Coronavirus live updates: What you need to know

View More

Indirect elections will give Al-Shabaab chance to elect MPs, Villa Somalia warns

By Staff reporter , Garowe Online
Abdsalam Salwa [L] and Abdinur Mohamed [R]

MOGADISHU, Somalia - The traditional clan-based electoral model popularly known as 4.5 would pave way for election of Al-Shabaab militants and sympathizers to Parliament, Villa Somalia has warned, in a statement that shows the possibility of a major fallout in impending Dhusamareb Phase III conference, where the country's leadership will discuss the model for upcoming polls.

Last week, President Farmajo had shrugged off claims that he's supporting one-person-one-vote elections despite protest from regional and opposition leaders, who insist that the model would lead to a term extension for the current administration. A technical committee is set to table recommendations for the most appropriate model when the leadership meets in Dhusamareb.

But Villa Somalia insists that the clan-based model would give Al-Shabaab militants a chance to serve in parliament, a move which will significantly derail the country's quest for peace and stability since the team would use the legislative roles to advance its agenda. The clan-based model allows elders to choose MPs.

In BBC Somali Service debate, Villa Somalia spokesman Abdinur Mohamed, emphasized Farmajo's efforts to have a universal suffrage election in Somalia, a move that would allow all citizens to choose their leaders. The model was initially backed by international partners, but they have since called consensus from both parties.

The standoff was further escalated by the Independent Electoral Commission [NIEC], which ruled out holding of timely elections, arguing that the universal suffrage polls would take the country up to March 2021 for adequate preparations.

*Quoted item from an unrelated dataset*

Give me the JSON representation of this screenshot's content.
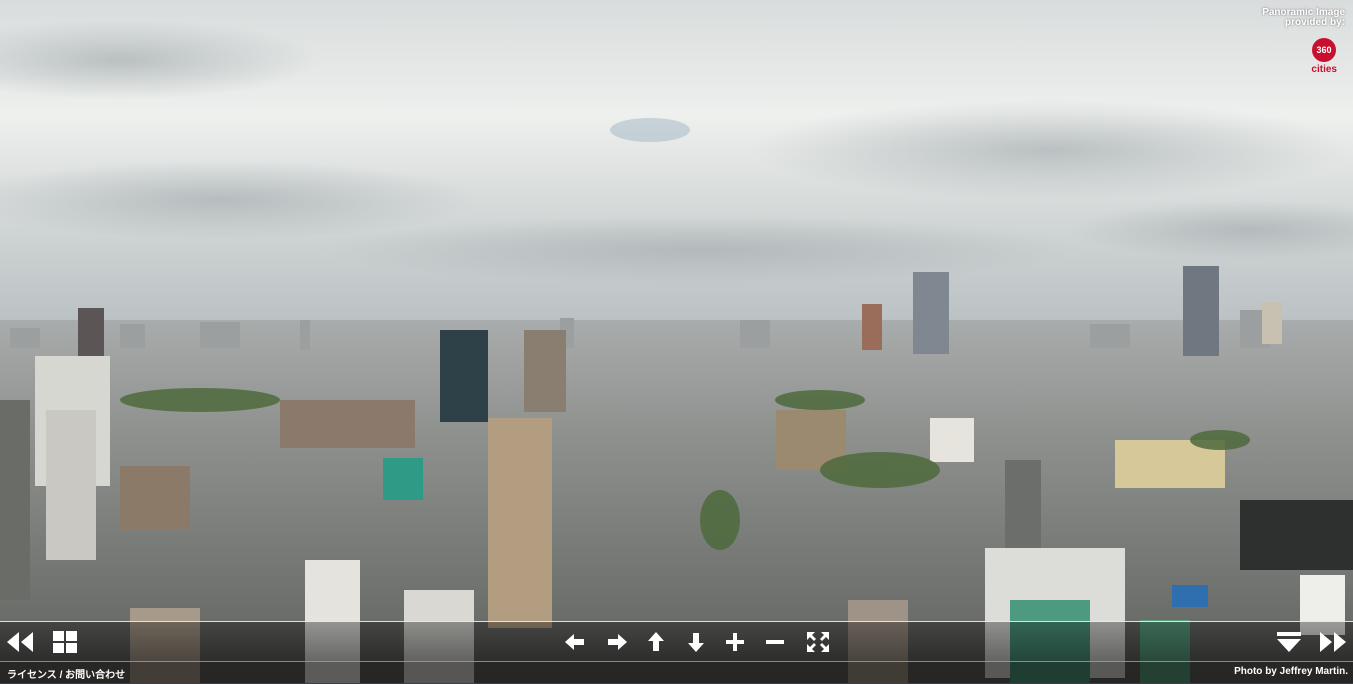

This, the opposition argues, will enable the current administration to serve beyond the stipulated constitutional provisions.

But Abdinur's claims that 4.5 model would be infiltrated by Al-Shabaab were dismissed by Abdsalam Salwa, a former Permanent Secretary in the Office of the PM, who insisted that the one-person-one-vote model would be an "excuse" to extend the term for the current administration, whose mandate elapses in November 2020.

Further, Salwa told the BBC, the recent dismissal of Prime Minister Hassan Ali Khaire was a strategy to "disrupt" the upcoming Dhusamareb talks scheduled for August 15. The conference is set to provide a platform for a lasting solution on the electoral model, and Khaire was one of those leaders in FGS critical of term extensions.

However, Abdinur Mohamed insisted that the sacking of PM Khaire would have "no effect" on Dhusamareb talks, adding that the next elections will be held on time. Khaire was replaced by his deputy Mahdi Mohamed Gulaid, who is likely to hand over power to a substantive PM later on this month.

Abdinur said the election must conform to the country's electoral law and the constitution, which have recommended a one-person-one-vote model, which would, however, lead to automatic term extension. A number of shareholders believe compromised security and time constraints would not allow the country to hold one-person-one-vote elections, hence calling for a compromise.

On his part, Salwa said the decision by the Lower House to amend disputed electoral law shows that Villa Somalia wants a "term extension". Parliament had last week accused Khaire of failing to help the country prepare adequately for a universal suffrage election.

"When you look at the proposal of the electoral commission, the dismissal of Khaire, the president’s quick welcome of the PM’s ouster, and the approval of the four clauses of the electoral law, all these show that current leaders are preparing for extension and this is not in the best interest of this country and the circumstances it has gone through," he stressed.

Also, he argued, the claim that Al-Shabaab would get its way to parliament was flimsy and "archaic", adding that the current regime tolerates Al-Shabaab militants. He insisted that should the leadership push for direct elections, the country will plunge into a political crisis that would erode the gains Somalia has made since 2012.

The controversial clauses to the electoral law passed by the Lower House are; representation of the Banadir region in the next Senate, women's quota, seats for northern regions [Somaliland], and the upcoming MPs constituencies.
Farmajo's spokesman, who used harsh language, urged the international community not to exaggerate the ouster of PM Khaire.

“The International Community has left an indelible mark in our rebuilding efforts and the government and the people of the Federal Republic of Somalia hold deep gratitude for that. However, the long-term focus of such efforts should be on strengthening institutions and development organs,” he noted.

Last year, reports emerged that Al-Shabaab had ordered all the elders and delegates who choose the members of the federal legislature and the state councils to register with the group. So far, sources said, 159 elders from Hirshabelle, Galmudug, Jubaland, and Southwest states, have reportedly agreed to register but Puntland has defied the order.

Hassan Mohamoud, a political commentator in Mogadishu, said the elders seem to be caught between the devil and the deep blue sea, since the Al-Shabaab still controls large swathes of rural southern and central Somalia, and have imposed parallel administration in sections of the country.

“For obvious security reasons, they fear to disobey al-Shabaab orders, while on the other they are afraid of a backlash from the government and state security institutions,” Mohamoud told the East African paper.


Latest headlines